Records contained in a dataset ▸
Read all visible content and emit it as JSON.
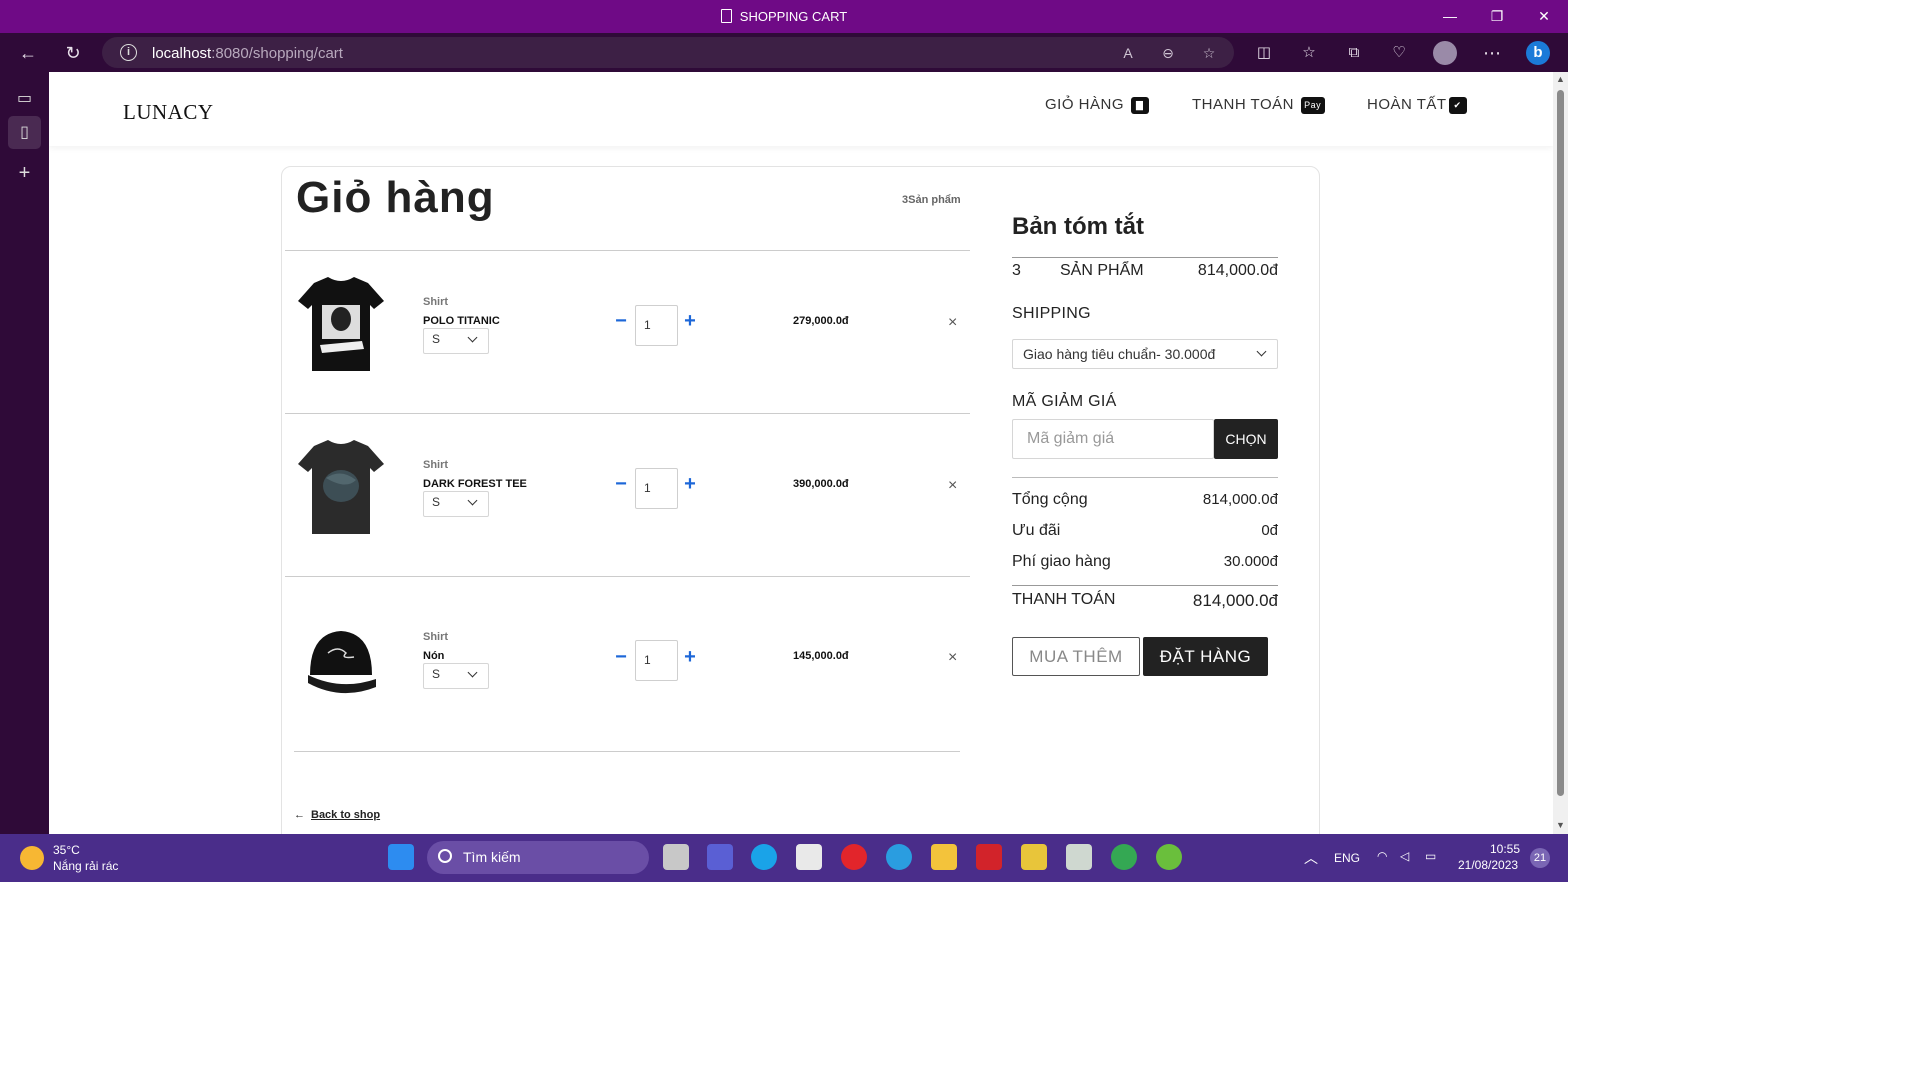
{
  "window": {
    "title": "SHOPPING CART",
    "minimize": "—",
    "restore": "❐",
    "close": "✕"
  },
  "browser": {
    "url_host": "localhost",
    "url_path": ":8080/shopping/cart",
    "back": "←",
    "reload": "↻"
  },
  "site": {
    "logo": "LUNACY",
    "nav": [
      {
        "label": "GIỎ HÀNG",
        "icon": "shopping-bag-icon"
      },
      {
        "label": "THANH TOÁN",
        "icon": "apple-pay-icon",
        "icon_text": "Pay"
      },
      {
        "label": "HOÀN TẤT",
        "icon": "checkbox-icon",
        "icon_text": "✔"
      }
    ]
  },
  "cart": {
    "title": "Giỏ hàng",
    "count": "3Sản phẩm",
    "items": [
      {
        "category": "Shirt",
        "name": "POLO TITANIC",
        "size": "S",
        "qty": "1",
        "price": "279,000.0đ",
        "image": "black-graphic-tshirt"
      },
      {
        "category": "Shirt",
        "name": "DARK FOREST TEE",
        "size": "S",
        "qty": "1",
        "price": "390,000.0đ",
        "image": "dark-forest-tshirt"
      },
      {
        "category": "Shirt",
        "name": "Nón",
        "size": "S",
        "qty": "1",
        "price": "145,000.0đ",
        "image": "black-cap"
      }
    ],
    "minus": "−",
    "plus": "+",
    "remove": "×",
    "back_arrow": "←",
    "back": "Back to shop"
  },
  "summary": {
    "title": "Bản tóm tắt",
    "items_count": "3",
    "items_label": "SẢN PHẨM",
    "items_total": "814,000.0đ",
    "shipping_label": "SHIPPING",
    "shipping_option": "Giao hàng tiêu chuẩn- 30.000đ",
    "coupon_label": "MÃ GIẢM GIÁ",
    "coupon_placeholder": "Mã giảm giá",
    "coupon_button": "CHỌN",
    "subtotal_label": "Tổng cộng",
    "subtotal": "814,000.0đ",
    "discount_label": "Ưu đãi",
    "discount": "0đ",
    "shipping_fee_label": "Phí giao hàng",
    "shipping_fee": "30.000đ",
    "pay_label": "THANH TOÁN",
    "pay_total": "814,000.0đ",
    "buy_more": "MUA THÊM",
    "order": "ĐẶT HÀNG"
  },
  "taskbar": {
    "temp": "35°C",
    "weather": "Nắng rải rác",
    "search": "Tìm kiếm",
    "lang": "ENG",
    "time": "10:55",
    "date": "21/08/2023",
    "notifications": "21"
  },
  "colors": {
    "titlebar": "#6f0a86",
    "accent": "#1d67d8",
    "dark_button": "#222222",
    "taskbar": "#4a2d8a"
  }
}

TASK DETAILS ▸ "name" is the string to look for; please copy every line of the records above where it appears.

RESPONSE BELOW ▸
        "name": "POLO TITANIC",
        "name": "DARK FOREST TEE",
        "name": "Nón",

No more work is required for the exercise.